### Work to complete:
If an entry holds a picture, drop the picture but restate the entry word for word.

### Extracted data:

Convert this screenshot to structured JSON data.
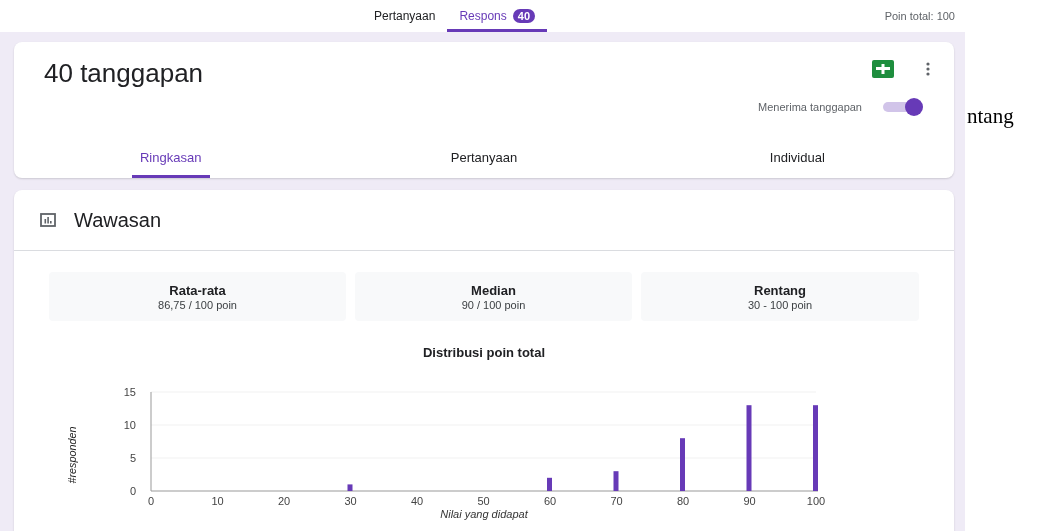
{
  "top_tabs": [
    {
      "label": "Pertanyaan",
      "selected": false
    },
    {
      "label": "Respons",
      "selected": true,
      "badge": "40"
    }
  ],
  "total_points": "Poin total: 100",
  "summary": {
    "title": "40 tanggapan",
    "accepting": {
      "label": "Menerima tanggapan",
      "on": true
    },
    "tabs": [
      {
        "label": "Ringkasan",
        "selected": true
      },
      {
        "label": "Pertanyaan",
        "selected": false
      },
      {
        "label": "Individual",
        "selected": false
      }
    ]
  },
  "insights": {
    "title": "Wawasan",
    "stats": [
      {
        "label": "Rata-rata",
        "value": "86,75 / 100 poin"
      },
      {
        "label": "Median",
        "value": "90 / 100 poin"
      },
      {
        "label": "Rentang",
        "value": "30 - 100 poin"
      }
    ],
    "chart_data": {
      "type": "bar",
      "title": "Distribusi poin total",
      "xlabel": "Nilai yang didapat",
      "ylabel": "#responden",
      "x": [
        30,
        60,
        70,
        80,
        90,
        100
      ],
      "series": [
        {
          "color": "#673ab7",
          "values": [
            1,
            2,
            3,
            8,
            13,
            13
          ]
        }
      ],
      "xlim": [
        0,
        100
      ],
      "ylim": [
        0,
        15
      ],
      "xticks": [
        0,
        10,
        20,
        30,
        40,
        50,
        60,
        70,
        80,
        90,
        100
      ],
      "yticks": [
        0,
        5,
        10,
        15
      ]
    }
  },
  "side_text": "ntang"
}
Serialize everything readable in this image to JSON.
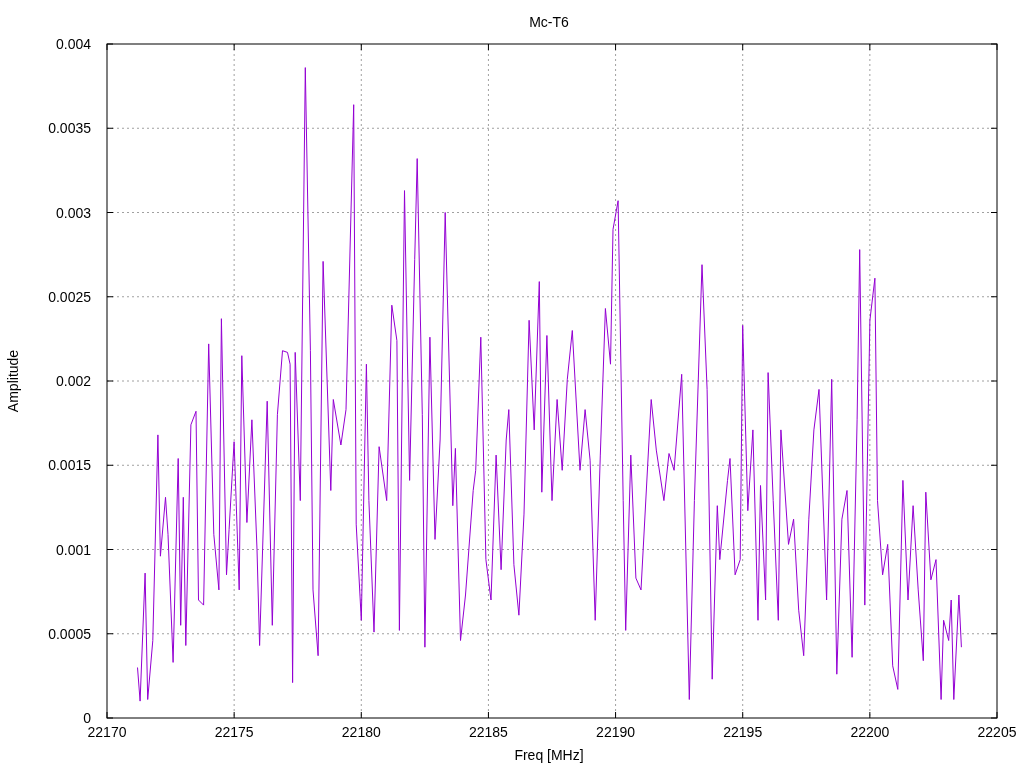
{
  "chart_data": {
    "type": "line",
    "title": "Mc-T6",
    "xlabel": "Freq [MHz]",
    "ylabel": "Amplitude",
    "xlim": [
      22170,
      22205
    ],
    "ylim": [
      0,
      0.004
    ],
    "xticks": [
      22170,
      22175,
      22180,
      22185,
      22190,
      22195,
      22200,
      22205
    ],
    "yticks": [
      0,
      0.0005,
      0.001,
      0.0015,
      0.002,
      0.0025,
      0.003,
      0.0035,
      0.004
    ],
    "x": [
      22171.2,
      22171.3,
      22171.5,
      22171.6,
      22171.8,
      22172.0,
      22172.1,
      22172.3,
      22172.4,
      22172.6,
      22172.8,
      22172.9,
      22173.0,
      22173.1,
      22173.3,
      22173.5,
      22173.6,
      22173.8,
      22174.0,
      22174.2,
      22174.4,
      22174.5,
      22174.7,
      22174.8,
      22175.0,
      22175.2,
      22175.3,
      22175.5,
      22175.7,
      22175.9,
      22176.0,
      22176.3,
      22176.5,
      22176.7,
      22176.9,
      22177.1,
      22177.2,
      22177.3,
      22177.4,
      22177.6,
      22177.8,
      22178.0,
      22178.1,
      22178.3,
      22178.5,
      22178.8,
      22178.9,
      22179.2,
      22179.4,
      22179.7,
      22179.8,
      22180.0,
      22180.2,
      22180.3,
      22180.5,
      22180.7,
      22181.0,
      22181.2,
      22181.4,
      22181.5,
      22181.7,
      22181.9,
      22182.1,
      22182.2,
      22182.4,
      22182.5,
      22182.7,
      22182.9,
      22183.1,
      22183.3,
      22183.6,
      22183.7,
      22183.9,
      22184.1,
      22184.4,
      22184.5,
      22184.7,
      22184.9,
      22185.1,
      22185.3,
      22185.5,
      22185.7,
      22185.8,
      22186.0,
      22186.2,
      22186.4,
      22186.6,
      22186.8,
      22187.0,
      22187.1,
      22187.3,
      22187.5,
      22187.7,
      22187.9,
      22188.1,
      22188.3,
      22188.6,
      22188.8,
      22189.0,
      22189.2,
      22189.4,
      22189.6,
      22189.8,
      22189.9,
      22190.1,
      22190.3,
      22190.4,
      22190.6,
      22190.8,
      22191.0,
      22191.4,
      22191.6,
      22191.9,
      22192.1,
      22192.3,
      22192.6,
      22192.9,
      22193.1,
      22193.4,
      22193.6,
      22193.8,
      22194.0,
      22194.1,
      22194.4,
      22194.5,
      22194.7,
      22194.9,
      22195.0,
      22195.2,
      22195.4,
      22195.6,
      22195.7,
      22195.9,
      22196.0,
      22196.2,
      22196.4,
      22196.5,
      22196.8,
      22197.0,
      22197.2,
      22197.4,
      22197.6,
      22197.8,
      22198.0,
      22198.3,
      22198.5,
      22198.7,
      22198.9,
      22199.1,
      22199.3,
      22199.5,
      22199.6,
      22199.8,
      22200.0,
      22200.2,
      22200.3,
      22200.5,
      22200.7,
      22200.9,
      22201.1,
      22201.3,
      22201.5,
      22201.7,
      22201.9,
      22202.1,
      22202.2,
      22202.4,
      22202.6,
      22202.8,
      22202.9,
      22203.1,
      22203.2,
      22203.3,
      22203.5,
      22203.6
    ],
    "grid": true,
    "series": [
      {
        "color": "#9400d3",
        "values": [
          0.0003,
          0.0001,
          0.00086,
          0.00011,
          0.00046,
          0.00168,
          0.00096,
          0.00131,
          0.00109,
          0.00033,
          0.00154,
          0.00055,
          0.00131,
          0.00043,
          0.00174,
          0.00182,
          0.0007,
          0.00067,
          0.00222,
          0.00109,
          0.00076,
          0.00237,
          0.00085,
          0.00112,
          0.00164,
          0.00076,
          0.00215,
          0.00116,
          0.00177,
          0.001,
          0.00043,
          0.00188,
          0.00055,
          0.0018,
          0.00218,
          0.00217,
          0.0021,
          0.00021,
          0.00217,
          0.00129,
          0.00386,
          0.00218,
          0.00076,
          0.00037,
          0.00271,
          0.00135,
          0.00189,
          0.00162,
          0.00183,
          0.00364,
          0.00115,
          0.00058,
          0.0021,
          0.00129,
          0.00051,
          0.00161,
          0.00129,
          0.00245,
          0.00224,
          0.00052,
          0.00313,
          0.00141,
          0.00272,
          0.00332,
          0.0018,
          0.00042,
          0.00226,
          0.00106,
          0.00165,
          0.003,
          0.00126,
          0.0016,
          0.00046,
          0.00073,
          0.00135,
          0.00147,
          0.00226,
          0.00094,
          0.0007,
          0.00156,
          0.00088,
          0.00165,
          0.00183,
          0.00091,
          0.00061,
          0.00121,
          0.00236,
          0.00171,
          0.00259,
          0.00134,
          0.00227,
          0.00129,
          0.00189,
          0.00147,
          0.00201,
          0.0023,
          0.00147,
          0.00183,
          0.00153,
          0.00058,
          0.00156,
          0.00243,
          0.0021,
          0.0029,
          0.00307,
          0.00129,
          0.00052,
          0.00156,
          0.00083,
          0.00076,
          0.00189,
          0.00159,
          0.00129,
          0.00157,
          0.00147,
          0.00204,
          0.00011,
          0.00129,
          0.00269,
          0.00195,
          0.00023,
          0.00126,
          0.00094,
          0.00141,
          0.00154,
          0.00085,
          0.00094,
          0.00233,
          0.00123,
          0.00171,
          0.00058,
          0.00138,
          0.0007,
          0.00205,
          0.00129,
          0.00058,
          0.00171,
          0.00103,
          0.00118,
          0.00064,
          0.00037,
          0.00118,
          0.00171,
          0.00195,
          0.0007,
          0.00201,
          0.00026,
          0.00118,
          0.00135,
          0.00036,
          0.00177,
          0.00278,
          0.00067,
          0.00236,
          0.00261,
          0.00129,
          0.00085,
          0.00103,
          0.00031,
          0.00017,
          0.00141,
          0.0007,
          0.00126,
          0.00076,
          0.00034,
          0.00134,
          0.00082,
          0.00094,
          0.00011,
          0.00058,
          0.00046,
          0.0007,
          0.00011,
          0.00073,
          0.00042
        ]
      }
    ]
  }
}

### Exercise result:
Convert this screenshot to structured JSON data.
{
  "top_tabs": [
    {
      "label": "Pertanyaan",
      "selected": false
    },
    {
      "label": "Respons",
      "selected": true,
      "badge": "40"
    }
  ],
  "total_points": "Poin total: 100",
  "summary": {
    "title": "40 tanggapan",
    "accepting": {
      "label": "Menerima tanggapan",
      "on": true
    },
    "tabs": [
      {
        "label": "Ringkasan",
        "selected": true
      },
      {
        "label": "Pertanyaan",
        "selected": false
      },
      {
        "label": "Individual",
        "selected": false
      }
    ]
  },
  "insights": {
    "title": "Wawasan",
    "stats": [
      {
        "label": "Rata-rata",
        "value": "86,75 / 100 poin"
      },
      {
        "label": "Median",
        "value": "90 / 100 poin"
      },
      {
        "label": "Rentang",
        "value": "30 - 100 poin"
      }
    ],
    "chart_data": {
      "type": "bar",
      "title": "Distribusi poin total",
      "xlabel": "Nilai yang didapat",
      "ylabel": "#responden",
      "x": [
        30,
        60,
        70,
        80,
        90,
        100
      ],
      "series": [
        {
          "color": "#673ab7",
          "values": [
            1,
            2,
            3,
            8,
            13,
            13
          ]
        }
      ],
      "xlim": [
        0,
        100
      ],
      "ylim": [
        0,
        15
      ],
      "xticks": [
        0,
        10,
        20,
        30,
        40,
        50,
        60,
        70,
        80,
        90,
        100
      ],
      "yticks": [
        0,
        5,
        10,
        15
      ]
    }
  },
  "side_text": "ntang"
}
Serialize everything readable in this image to JSON.
{
  "chart_data": {
    "type": "line",
    "title": "Mc-T6",
    "xlabel": "Freq [MHz]",
    "ylabel": "Amplitude",
    "xlim": [
      22170,
      22205
    ],
    "ylim": [
      0,
      0.004
    ],
    "xticks": [
      22170,
      22175,
      22180,
      22185,
      22190,
      22195,
      22200,
      22205
    ],
    "yticks": [
      0,
      0.0005,
      0.001,
      0.0015,
      0.002,
      0.0025,
      0.003,
      0.0035,
      0.004
    ],
    "x": [
      22171.2,
      22171.3,
      22171.5,
      22171.6,
      22171.8,
      22172.0,
      22172.1,
      22172.3,
      22172.4,
      22172.6,
      22172.8,
      22172.9,
      22173.0,
      22173.1,
      22173.3,
      22173.5,
      22173.6,
      22173.8,
      22174.0,
      22174.2,
      22174.4,
      22174.5,
      22174.7,
      22174.8,
      22175.0,
      22175.2,
      22175.3,
      22175.5,
      22175.7,
      22175.9,
      22176.0,
      22176.3,
      22176.5,
      22176.7,
      22176.9,
      22177.1,
      22177.2,
      22177.3,
      22177.4,
      22177.6,
      22177.8,
      22178.0,
      22178.1,
      22178.3,
      22178.5,
      22178.8,
      22178.9,
      22179.2,
      22179.4,
      22179.7,
      22179.8,
      22180.0,
      22180.2,
      22180.3,
      22180.5,
      22180.7,
      22181.0,
      22181.2,
      22181.4,
      22181.5,
      22181.7,
      22181.9,
      22182.1,
      22182.2,
      22182.4,
      22182.5,
      22182.7,
      22182.9,
      22183.1,
      22183.3,
      22183.6,
      22183.7,
      22183.9,
      22184.1,
      22184.4,
      22184.5,
      22184.7,
      22184.9,
      22185.1,
      22185.3,
      22185.5,
      22185.7,
      22185.8,
      22186.0,
      22186.2,
      22186.4,
      22186.6,
      22186.8,
      22187.0,
      22187.1,
      22187.3,
      22187.5,
      22187.7,
      22187.9,
      22188.1,
      22188.3,
      22188.6,
      22188.8,
      22189.0,
      22189.2,
      22189.4,
      22189.6,
      22189.8,
      22189.9,
      22190.1,
      22190.3,
      22190.4,
      22190.6,
      22190.8,
      22191.0,
      22191.4,
      22191.6,
      22191.9,
      22192.1,
      22192.3,
      22192.6,
      22192.9,
      22193.1,
      22193.4,
      22193.6,
      22193.8,
      22194.0,
      22194.1,
      22194.4,
      22194.5,
      22194.7,
      22194.9,
      22195.0,
      22195.2,
      22195.4,
      22195.6,
      22195.7,
      22195.9,
      22196.0,
      22196.2,
      22196.4,
      22196.5,
      22196.8,
      22197.0,
      22197.2,
      22197.4,
      22197.6,
      22197.8,
      22198.0,
      22198.3,
      22198.5,
      22198.7,
      22198.9,
      22199.1,
      22199.3,
      22199.5,
      22199.6,
      22199.8,
      22200.0,
      22200.2,
      22200.3,
      22200.5,
      22200.7,
      22200.9,
      22201.1,
      22201.3,
      22201.5,
      22201.7,
      22201.9,
      22202.1,
      22202.2,
      22202.4,
      22202.6,
      22202.8,
      22202.9,
      22203.1,
      22203.2,
      22203.3,
      22203.5,
      22203.6
    ],
    "grid": true,
    "series": [
      {
        "color": "#9400d3",
        "values": [
          0.0003,
          0.0001,
          0.00086,
          0.00011,
          0.00046,
          0.00168,
          0.00096,
          0.00131,
          0.00109,
          0.00033,
          0.00154,
          0.00055,
          0.00131,
          0.00043,
          0.00174,
          0.00182,
          0.0007,
          0.00067,
          0.00222,
          0.00109,
          0.00076,
          0.00237,
          0.00085,
          0.00112,
          0.00164,
          0.00076,
          0.00215,
          0.00116,
          0.00177,
          0.001,
          0.00043,
          0.00188,
          0.00055,
          0.0018,
          0.00218,
          0.00217,
          0.0021,
          0.00021,
          0.00217,
          0.00129,
          0.00386,
          0.00218,
          0.00076,
          0.00037,
          0.00271,
          0.00135,
          0.00189,
          0.00162,
          0.00183,
          0.00364,
          0.00115,
          0.00058,
          0.0021,
          0.00129,
          0.00051,
          0.00161,
          0.00129,
          0.00245,
          0.00224,
          0.00052,
          0.00313,
          0.00141,
          0.00272,
          0.00332,
          0.0018,
          0.00042,
          0.00226,
          0.00106,
          0.00165,
          0.003,
          0.00126,
          0.0016,
          0.00046,
          0.00073,
          0.00135,
          0.00147,
          0.00226,
          0.00094,
          0.0007,
          0.00156,
          0.00088,
          0.00165,
          0.00183,
          0.00091,
          0.00061,
          0.00121,
          0.00236,
          0.00171,
          0.00259,
          0.00134,
          0.00227,
          0.00129,
          0.00189,
          0.00147,
          0.00201,
          0.0023,
          0.00147,
          0.00183,
          0.00153,
          0.00058,
          0.00156,
          0.00243,
          0.0021,
          0.0029,
          0.00307,
          0.00129,
          0.00052,
          0.00156,
          0.00083,
          0.00076,
          0.00189,
          0.00159,
          0.00129,
          0.00157,
          0.00147,
          0.00204,
          0.00011,
          0.00129,
          0.00269,
          0.00195,
          0.00023,
          0.00126,
          0.00094,
          0.00141,
          0.00154,
          0.00085,
          0.00094,
          0.00233,
          0.00123,
          0.00171,
          0.00058,
          0.00138,
          0.0007,
          0.00205,
          0.00129,
          0.00058,
          0.00171,
          0.00103,
          0.00118,
          0.00064,
          0.00037,
          0.00118,
          0.00171,
          0.00195,
          0.0007,
          0.00201,
          0.00026,
          0.00118,
          0.00135,
          0.00036,
          0.00177,
          0.00278,
          0.00067,
          0.00236,
          0.00261,
          0.00129,
          0.00085,
          0.00103,
          0.00031,
          0.00017,
          0.00141,
          0.0007,
          0.00126,
          0.00076,
          0.00034,
          0.00134,
          0.00082,
          0.00094,
          0.00011,
          0.00058,
          0.00046,
          0.0007,
          0.00011,
          0.00073,
          0.00042
        ]
      }
    ]
  }
}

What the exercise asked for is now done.